Seeing our place in an unbroken chain of Christ followers is another substantial reason we were captivated by the liturgy.

A reminder of my smallness

The path up to the main entrance of our church in England cut through a graveyard where past worshippers were laid to rest. John Newton, the author of “Amazing Grace,” was buried there. Some of the gravestones were so old you couldn’t read them anymore.

Every Sunday walking to church, you were reminded of your mortality, of your smallness.

Inside that 700-year-old structure—which wasn’t even the original building—we sang thousand-year-old songs (and a few newer ones as well). We recited prayers that had been uttered on that spot for hundreds of years. We recalibrated ourselves to a centuries-old rhythm.

In the evangelical subculture, it’s easy to become enamored by the Next Big Thing. Celebrity pastors. Multisite churches. Church online. Liturgy offers a helpful corrective to consumer Christianity because of its inherent un-hipness. Because it wasn’t invented yesterday. Because it’s been developed over centuries by a community, not by an individual with a “platform.”

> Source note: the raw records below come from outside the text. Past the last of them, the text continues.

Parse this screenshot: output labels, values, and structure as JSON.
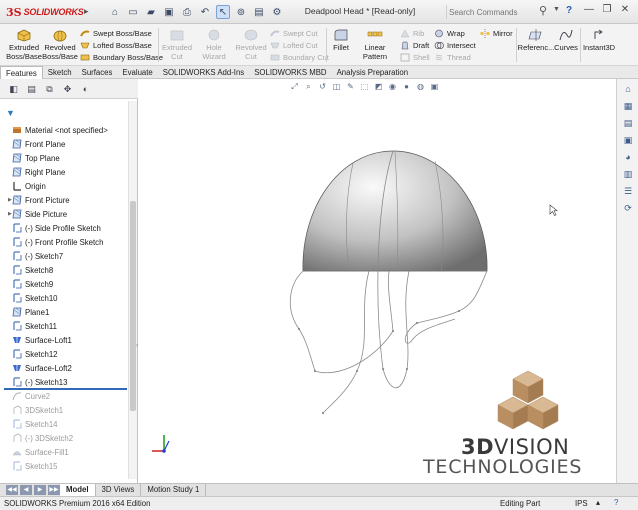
{
  "app": {
    "brand_prefix": "3S",
    "brand_name": "SOLIDWORKS",
    "document_title": "Deadpool Head * [Read-only]",
    "search_placeholder": "Search Commands",
    "help": "?"
  },
  "command_manager": {
    "extruded_boss": "Extruded Boss/Base",
    "revolved_boss": "Revolved Boss/Base",
    "swept_boss": "Swept Boss/Base",
    "lofted_boss": "Lofted Boss/Base",
    "boundary_boss": "Boundary Boss/Base",
    "extruded_cut": "Extruded Cut",
    "hole_wizard": "Hole Wizard",
    "revolved_cut": "Revolved Cut",
    "swept_cut": "Swept Cut",
    "lofted_cut": "Lofted Cut",
    "boundary_cut": "Boundary Cut",
    "fillet": "Fillet",
    "linear_pattern": "Linear Pattern",
    "rib": "Rib",
    "draft": "Draft",
    "shell": "Shell",
    "wrap": "Wrap",
    "intersect": "Intersect",
    "thread": "Thread",
    "mirror": "Mirror",
    "reference": "Referenc...",
    "curves": "Curves",
    "instant3d": "Instant3D"
  },
  "tabs": [
    {
      "label": "Features",
      "active": true
    },
    {
      "label": "Sketch",
      "active": false
    },
    {
      "label": "Surfaces",
      "active": false
    },
    {
      "label": "Evaluate",
      "active": false
    },
    {
      "label": "SOLIDWORKS Add-Ins",
      "active": false
    },
    {
      "label": "SOLIDWORKS MBD",
      "active": false
    },
    {
      "label": "Analysis Preparation",
      "active": false
    }
  ],
  "feature_tree": [
    {
      "label": "Material <not specified>",
      "icon": "material-icon",
      "expand": false,
      "suppressed": false
    },
    {
      "label": "Front Plane",
      "icon": "plane-icon",
      "expand": false,
      "suppressed": false
    },
    {
      "label": "Top Plane",
      "icon": "plane-icon",
      "expand": false,
      "suppressed": false
    },
    {
      "label": "Right Plane",
      "icon": "plane-icon",
      "expand": false,
      "suppressed": false
    },
    {
      "label": "Origin",
      "icon": "origin-icon",
      "expand": false,
      "suppressed": false
    },
    {
      "label": "Front Picture",
      "icon": "plane-icon",
      "expand": true,
      "suppressed": false
    },
    {
      "label": "Side Picture",
      "icon": "plane-icon",
      "expand": true,
      "suppressed": false
    },
    {
      "label": "(-) Side Profile Sketch",
      "icon": "sketch-icon",
      "expand": false,
      "suppressed": false
    },
    {
      "label": "(-) Front Profile Sketch",
      "icon": "sketch-icon",
      "expand": false,
      "suppressed": false
    },
    {
      "label": "(-) Sketch7",
      "icon": "sketch-icon",
      "expand": false,
      "suppressed": false
    },
    {
      "label": "Sketch8",
      "icon": "sketch-icon",
      "expand": false,
      "suppressed": false
    },
    {
      "label": "Sketch9",
      "icon": "sketch-icon",
      "expand": false,
      "suppressed": false
    },
    {
      "label": "Sketch10",
      "icon": "sketch-icon",
      "expand": false,
      "suppressed": false
    },
    {
      "label": "Plane1",
      "icon": "plane-icon",
      "expand": false,
      "suppressed": false
    },
    {
      "label": "Sketch11",
      "icon": "sketch-icon",
      "expand": false,
      "suppressed": false
    },
    {
      "label": "Surface-Loft1",
      "icon": "loft-icon",
      "expand": false,
      "suppressed": false
    },
    {
      "label": "Sketch12",
      "icon": "sketch-icon",
      "expand": false,
      "suppressed": false
    },
    {
      "label": "Surface-Loft2",
      "icon": "loft-icon",
      "expand": false,
      "suppressed": false
    },
    {
      "label": "(-) Sketch13",
      "icon": "sketch-icon",
      "expand": false,
      "suppressed": false
    },
    {
      "label": "Curve2",
      "icon": "curve-icon",
      "expand": false,
      "suppressed": true
    },
    {
      "label": "3DSketch1",
      "icon": "sketch3d-icon",
      "expand": false,
      "suppressed": true
    },
    {
      "label": "Sketch14",
      "icon": "sketch-icon",
      "expand": false,
      "suppressed": true
    },
    {
      "label": "(-) 3DSketch2",
      "icon": "sketch3d-icon",
      "expand": false,
      "suppressed": true
    },
    {
      "label": "Surface-Fill1",
      "icon": "fill-icon",
      "expand": false,
      "suppressed": true
    },
    {
      "label": "Sketch15",
      "icon": "sketch-icon",
      "expand": false,
      "suppressed": true
    }
  ],
  "watermark": {
    "line1_bold": "3D",
    "line1_rest": "VISION",
    "line2": "TECHNOLOGIES"
  },
  "bottom_tabs": [
    {
      "label": "Model",
      "active": true
    },
    {
      "label": "3D Views",
      "active": false
    },
    {
      "label": "Motion Study 1",
      "active": false
    }
  ],
  "status": {
    "edition": "SOLIDWORKS Premium 2016 x64 Edition",
    "mode": "Editing Part",
    "units": "IPS"
  },
  "colors": {
    "brand_red": "#cc1b1b",
    "rollback_blue": "#2f69b8",
    "axis_x": "#d02020",
    "axis_y": "#1a9a1a",
    "axis_z": "#2040d0",
    "watermark_tan": "#c8a27a"
  }
}
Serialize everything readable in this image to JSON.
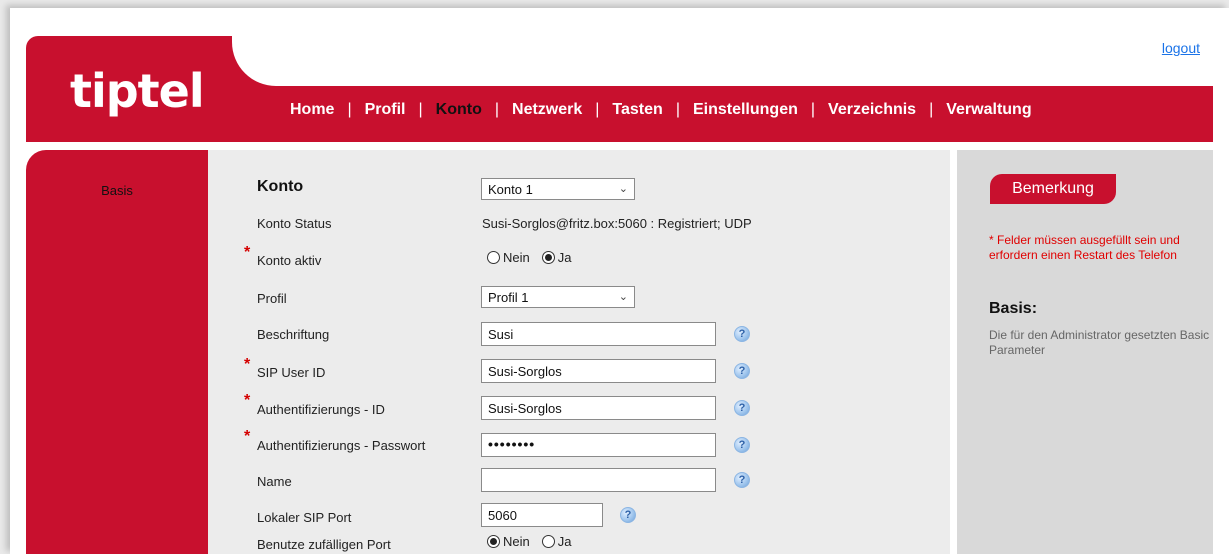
{
  "header": {
    "logo": "tiptel",
    "logout": "logout",
    "tabs": [
      {
        "label": "Home",
        "active": false
      },
      {
        "label": "Profil",
        "active": false
      },
      {
        "label": "Konto",
        "active": true
      },
      {
        "label": "Netzwerk",
        "active": false
      },
      {
        "label": "Tasten",
        "active": false
      },
      {
        "label": "Einstellungen",
        "active": false
      },
      {
        "label": "Verzeichnis",
        "active": false
      },
      {
        "label": "Verwaltung",
        "active": false
      }
    ],
    "separator": "|"
  },
  "sidebar": {
    "items": [
      {
        "label": "Basis"
      }
    ]
  },
  "form": {
    "title": "Konto",
    "konto_select": "Konto 1",
    "status_label": "Konto Status",
    "status_value": "Susi-Sorglos@fritz.box:5060 : Registriert; UDP",
    "aktiv_label": "Konto aktiv",
    "aktiv_options": [
      "Nein",
      "Ja"
    ],
    "aktiv_selected": "Ja",
    "profil_label": "Profil",
    "profil_select": "Profil 1",
    "beschriftung_label": "Beschriftung",
    "beschriftung_value": "Susi",
    "sip_user_label": "SIP User ID",
    "sip_user_value": "Susi-Sorglos",
    "auth_id_label": "Authentifizierungs - ID",
    "auth_id_value": "Susi-Sorglos",
    "auth_pwd_label": "Authentifizierungs - Passwort",
    "auth_pwd_value": "••••••••",
    "name_label": "Name",
    "name_value": "",
    "local_port_label": "Lokaler SIP Port",
    "local_port_value": "5060",
    "random_port_label": "Benutze zufälligen Port",
    "random_port_options": [
      "Nein",
      "Ja"
    ],
    "random_port_selected": "Nein",
    "required_marker": "*",
    "help_glyph": "?"
  },
  "notes": {
    "title": "Bemerkung",
    "required_note": "* Felder müssen ausgefüllt sein und erfordern einen Restart des Telefon",
    "section_title": "Basis:",
    "section_desc": "Die für den Administrator gesetzten Basic Parameter"
  },
  "colors": {
    "brand_red": "#c8102e",
    "link_blue": "#1a73e8",
    "note_red": "#e00000"
  }
}
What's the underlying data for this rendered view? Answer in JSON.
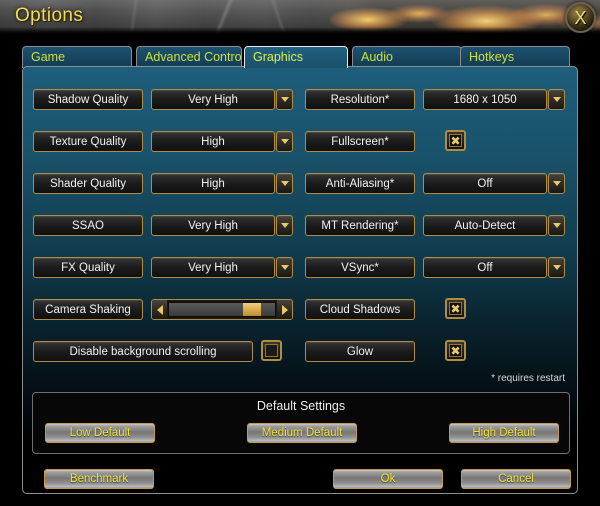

The liturgy  reminds me I am not all that. I am not the alpha and omega. Church didn’t just start getting good when I showed up.

Being reminded of my smallness every Sunday is another substantial reason I am captivated by the liturgy.

—//—

None of this is meant as a rejection of more contemporary form of church, like the one represented by Richard Dahlstrom. I have friends who go to his church, so I’m somewhat familiar with it. It’s an incredible community, a welcome outpost of faith in a city that desperately needs good ambassadors for Christianity.

Nor am I rejecting “converted-shopping mall evangelicalism,” at least not in its entirety. I kind of like the fact that communities of Christ are reclaiming these former temples to consumerism and giving them a new purpose. The last nondenominational church my wife and I belonged to met in a converted shopping mall, and our time there saved my faith.

Nor is it to suggest that liturgical traditions like the one I belong to have it all figured out. Hardly. We can become too insular, too rigid. We don’t always allow enough room for the Spirit to move and do something fresh in our midst.

But for those of us who have found value and meaning in the liturgical traditions of the so-called “high church,” it’s not about style. It’s very much about substance.